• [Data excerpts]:
★ ★ ★ ★ ★

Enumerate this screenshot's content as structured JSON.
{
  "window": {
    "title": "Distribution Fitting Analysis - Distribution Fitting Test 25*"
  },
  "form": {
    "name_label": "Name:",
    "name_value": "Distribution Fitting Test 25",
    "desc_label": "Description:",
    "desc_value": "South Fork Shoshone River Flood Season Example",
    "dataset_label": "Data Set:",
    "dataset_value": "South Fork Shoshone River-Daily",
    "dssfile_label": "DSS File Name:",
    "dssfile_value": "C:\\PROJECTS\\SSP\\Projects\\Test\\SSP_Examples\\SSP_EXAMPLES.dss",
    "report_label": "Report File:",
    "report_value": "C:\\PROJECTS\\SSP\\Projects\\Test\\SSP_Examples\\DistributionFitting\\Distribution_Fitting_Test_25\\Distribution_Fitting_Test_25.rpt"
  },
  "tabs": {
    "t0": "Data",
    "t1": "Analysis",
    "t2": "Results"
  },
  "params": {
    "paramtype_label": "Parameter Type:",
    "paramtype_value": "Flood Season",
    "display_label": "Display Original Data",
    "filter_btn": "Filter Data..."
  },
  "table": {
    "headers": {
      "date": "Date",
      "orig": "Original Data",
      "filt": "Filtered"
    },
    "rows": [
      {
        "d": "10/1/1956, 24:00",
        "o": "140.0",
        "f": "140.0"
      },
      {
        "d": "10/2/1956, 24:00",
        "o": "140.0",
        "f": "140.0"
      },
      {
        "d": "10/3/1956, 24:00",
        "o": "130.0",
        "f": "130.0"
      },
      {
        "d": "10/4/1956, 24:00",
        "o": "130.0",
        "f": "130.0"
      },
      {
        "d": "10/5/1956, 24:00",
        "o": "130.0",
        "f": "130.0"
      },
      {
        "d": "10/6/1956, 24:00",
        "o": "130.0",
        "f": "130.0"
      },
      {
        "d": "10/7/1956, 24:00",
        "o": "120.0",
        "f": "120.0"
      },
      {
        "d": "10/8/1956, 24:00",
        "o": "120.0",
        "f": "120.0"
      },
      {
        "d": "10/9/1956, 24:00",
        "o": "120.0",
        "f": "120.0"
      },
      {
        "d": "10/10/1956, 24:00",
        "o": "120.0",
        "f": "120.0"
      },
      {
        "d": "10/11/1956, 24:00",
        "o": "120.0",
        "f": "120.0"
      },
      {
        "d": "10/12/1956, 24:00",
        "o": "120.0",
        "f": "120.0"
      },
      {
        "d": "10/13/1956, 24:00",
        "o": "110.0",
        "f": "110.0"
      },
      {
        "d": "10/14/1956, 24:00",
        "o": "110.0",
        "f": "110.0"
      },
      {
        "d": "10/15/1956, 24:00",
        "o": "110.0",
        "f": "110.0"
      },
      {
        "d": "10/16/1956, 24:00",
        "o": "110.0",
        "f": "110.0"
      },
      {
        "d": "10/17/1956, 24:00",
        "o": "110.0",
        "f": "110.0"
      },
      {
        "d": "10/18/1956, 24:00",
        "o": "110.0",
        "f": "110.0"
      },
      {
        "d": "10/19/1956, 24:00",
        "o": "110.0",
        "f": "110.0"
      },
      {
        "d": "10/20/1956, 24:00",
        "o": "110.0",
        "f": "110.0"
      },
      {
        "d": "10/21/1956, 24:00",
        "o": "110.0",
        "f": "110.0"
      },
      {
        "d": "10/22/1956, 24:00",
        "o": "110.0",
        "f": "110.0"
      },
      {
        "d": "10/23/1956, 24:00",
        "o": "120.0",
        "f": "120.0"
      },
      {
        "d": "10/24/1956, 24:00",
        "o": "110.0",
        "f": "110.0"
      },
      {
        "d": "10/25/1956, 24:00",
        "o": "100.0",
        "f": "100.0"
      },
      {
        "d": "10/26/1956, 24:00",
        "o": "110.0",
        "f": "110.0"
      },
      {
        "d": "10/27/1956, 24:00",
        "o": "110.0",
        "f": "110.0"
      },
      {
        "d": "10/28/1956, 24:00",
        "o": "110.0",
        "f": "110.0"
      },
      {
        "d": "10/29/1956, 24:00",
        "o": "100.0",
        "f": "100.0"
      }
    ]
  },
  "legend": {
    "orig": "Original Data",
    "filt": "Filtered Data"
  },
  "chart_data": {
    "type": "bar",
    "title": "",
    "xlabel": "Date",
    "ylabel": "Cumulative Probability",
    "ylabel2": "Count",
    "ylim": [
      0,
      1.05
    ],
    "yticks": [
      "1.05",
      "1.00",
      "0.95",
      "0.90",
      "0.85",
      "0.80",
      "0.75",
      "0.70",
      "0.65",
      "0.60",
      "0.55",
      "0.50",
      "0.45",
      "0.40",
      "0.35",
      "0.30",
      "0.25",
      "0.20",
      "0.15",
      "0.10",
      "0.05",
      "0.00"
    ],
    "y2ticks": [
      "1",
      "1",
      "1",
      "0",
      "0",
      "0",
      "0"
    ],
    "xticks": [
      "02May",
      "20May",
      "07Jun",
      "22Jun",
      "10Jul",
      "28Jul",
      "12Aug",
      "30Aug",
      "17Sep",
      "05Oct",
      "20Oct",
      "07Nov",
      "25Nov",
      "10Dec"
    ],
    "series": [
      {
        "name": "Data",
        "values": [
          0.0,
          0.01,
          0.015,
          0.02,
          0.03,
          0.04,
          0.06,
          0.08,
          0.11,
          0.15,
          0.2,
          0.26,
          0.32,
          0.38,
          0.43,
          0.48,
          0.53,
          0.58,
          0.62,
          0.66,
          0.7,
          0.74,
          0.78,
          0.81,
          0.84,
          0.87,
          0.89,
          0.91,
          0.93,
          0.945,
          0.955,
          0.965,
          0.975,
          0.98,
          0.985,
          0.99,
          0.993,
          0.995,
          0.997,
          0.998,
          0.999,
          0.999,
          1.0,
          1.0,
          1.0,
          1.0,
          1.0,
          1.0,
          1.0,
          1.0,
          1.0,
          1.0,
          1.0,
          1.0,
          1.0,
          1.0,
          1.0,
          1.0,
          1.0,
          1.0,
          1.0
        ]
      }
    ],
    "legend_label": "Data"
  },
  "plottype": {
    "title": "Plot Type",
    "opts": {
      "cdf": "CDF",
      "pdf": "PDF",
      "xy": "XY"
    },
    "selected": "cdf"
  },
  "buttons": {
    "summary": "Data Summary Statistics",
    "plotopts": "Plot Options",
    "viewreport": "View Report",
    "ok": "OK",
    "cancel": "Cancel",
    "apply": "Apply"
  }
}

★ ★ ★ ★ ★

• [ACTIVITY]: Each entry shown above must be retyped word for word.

• [RESULT FOR THIS TASK]:
Enumerate this screenshot's content as structured JSON.
{
  "window": {
    "title": "Distribution Fitting Analysis - Distribution Fitting Test 25*"
  },
  "form": {
    "name_label": "Name:",
    "name_value": "Distribution Fitting Test 25",
    "desc_label": "Description:",
    "desc_value": "South Fork Shoshone River Flood Season Example",
    "dataset_label": "Data Set:",
    "dataset_value": "South Fork Shoshone River-Daily",
    "dssfile_label": "DSS File Name:",
    "dssfile_value": "C:\\PROJECTS\\SSP\\Projects\\Test\\SSP_Examples\\SSP_EXAMPLES.dss",
    "report_label": "Report File:",
    "report_value": "C:\\PROJECTS\\SSP\\Projects\\Test\\SSP_Examples\\DistributionFitting\\Distribution_Fitting_Test_25\\Distribution_Fitting_Test_25.rpt"
  },
  "tabs": {
    "t0": "Data",
    "t1": "Analysis",
    "t2": "Results"
  },
  "params": {
    "paramtype_label": "Parameter Type:",
    "paramtype_value": "Flood Season",
    "display_label": "Display Original Data",
    "filter_btn": "Filter Data..."
  },
  "table": {
    "headers": {
      "date": "Date",
      "orig": "Original Data",
      "filt": "Filtered"
    },
    "rows": [
      {
        "d": "10/1/1956, 24:00",
        "o": "140.0",
        "f": "140.0"
      },
      {
        "d": "10/2/1956, 24:00",
        "o": "140.0",
        "f": "140.0"
      },
      {
        "d": "10/3/1956, 24:00",
        "o": "130.0",
        "f": "130.0"
      },
      {
        "d": "10/4/1956, 24:00",
        "o": "130.0",
        "f": "130.0"
      },
      {
        "d": "10/5/1956, 24:00",
        "o": "130.0",
        "f": "130.0"
      },
      {
        "d": "10/6/1956, 24:00",
        "o": "130.0",
        "f": "130.0"
      },
      {
        "d": "10/7/1956, 24:00",
        "o": "120.0",
        "f": "120.0"
      },
      {
        "d": "10/8/1956, 24:00",
        "o": "120.0",
        "f": "120.0"
      },
      {
        "d": "10/9/1956, 24:00",
        "o": "120.0",
        "f": "120.0"
      },
      {
        "d": "10/10/1956, 24:00",
        "o": "120.0",
        "f": "120.0"
      },
      {
        "d": "10/11/1956, 24:00",
        "o": "120.0",
        "f": "120.0"
      },
      {
        "d": "10/12/1956, 24:00",
        "o": "120.0",
        "f": "120.0"
      },
      {
        "d": "10/13/1956, 24:00",
        "o": "110.0",
        "f": "110.0"
      },
      {
        "d": "10/14/1956, 24:00",
        "o": "110.0",
        "f": "110.0"
      },
      {
        "d": "10/15/1956, 24:00",
        "o": "110.0",
        "f": "110.0"
      },
      {
        "d": "10/16/1956, 24:00",
        "o": "110.0",
        "f": "110.0"
      },
      {
        "d": "10/17/1956, 24:00",
        "o": "110.0",
        "f": "110.0"
      },
      {
        "d": "10/18/1956, 24:00",
        "o": "110.0",
        "f": "110.0"
      },
      {
        "d": "10/19/1956, 24:00",
        "o": "110.0",
        "f": "110.0"
      },
      {
        "d": "10/20/1956, 24:00",
        "o": "110.0",
        "f": "110.0"
      },
      {
        "d": "10/21/1956, 24:00",
        "o": "110.0",
        "f": "110.0"
      },
      {
        "d": "10/22/1956, 24:00",
        "o": "110.0",
        "f": "110.0"
      },
      {
        "d": "10/23/1956, 24:00",
        "o": "120.0",
        "f": "120.0"
      },
      {
        "d": "10/24/1956, 24:00",
        "o": "110.0",
        "f": "110.0"
      },
      {
        "d": "10/25/1956, 24:00",
        "o": "100.0",
        "f": "100.0"
      },
      {
        "d": "10/26/1956, 24:00",
        "o": "110.0",
        "f": "110.0"
      },
      {
        "d": "10/27/1956, 24:00",
        "o": "110.0",
        "f": "110.0"
      },
      {
        "d": "10/28/1956, 24:00",
        "o": "110.0",
        "f": "110.0"
      },
      {
        "d": "10/29/1956, 24:00",
        "o": "100.0",
        "f": "100.0"
      }
    ]
  },
  "legend": {
    "orig": "Original Data",
    "filt": "Filtered Data"
  },
  "chart_data": {
    "type": "bar",
    "title": "",
    "xlabel": "Date",
    "ylabel": "Cumulative Probability",
    "ylabel2": "Count",
    "ylim": [
      0,
      1.05
    ],
    "yticks": [
      "1.05",
      "1.00",
      "0.95",
      "0.90",
      "0.85",
      "0.80",
      "0.75",
      "0.70",
      "0.65",
      "0.60",
      "0.55",
      "0.50",
      "0.45",
      "0.40",
      "0.35",
      "0.30",
      "0.25",
      "0.20",
      "0.15",
      "0.10",
      "0.05",
      "0.00"
    ],
    "y2ticks": [
      "1",
      "1",
      "1",
      "0",
      "0",
      "0",
      "0"
    ],
    "xticks": [
      "02May",
      "20May",
      "07Jun",
      "22Jun",
      "10Jul",
      "28Jul",
      "12Aug",
      "30Aug",
      "17Sep",
      "05Oct",
      "20Oct",
      "07Nov",
      "25Nov",
      "10Dec"
    ],
    "series": [
      {
        "name": "Data",
        "values": [
          0.0,
          0.01,
          0.015,
          0.02,
          0.03,
          0.04,
          0.06,
          0.08,
          0.11,
          0.15,
          0.2,
          0.26,
          0.32,
          0.38,
          0.43,
          0.48,
          0.53,
          0.58,
          0.62,
          0.66,
          0.7,
          0.74,
          0.78,
          0.81,
          0.84,
          0.87,
          0.89,
          0.91,
          0.93,
          0.945,
          0.955,
          0.965,
          0.975,
          0.98,
          0.985,
          0.99,
          0.993,
          0.995,
          0.997,
          0.998,
          0.999,
          0.999,
          1.0,
          1.0,
          1.0,
          1.0,
          1.0,
          1.0,
          1.0,
          1.0,
          1.0,
          1.0,
          1.0,
          1.0,
          1.0,
          1.0,
          1.0,
          1.0,
          1.0,
          1.0,
          1.0
        ]
      }
    ],
    "legend_label": "Data"
  },
  "plottype": {
    "title": "Plot Type",
    "opts": {
      "cdf": "CDF",
      "pdf": "PDF",
      "xy": "XY"
    },
    "selected": "cdf"
  },
  "buttons": {
    "summary": "Data Summary Statistics",
    "plotopts": "Plot Options",
    "viewreport": "View Report",
    "ok": "OK",
    "cancel": "Cancel",
    "apply": "Apply"
  }
}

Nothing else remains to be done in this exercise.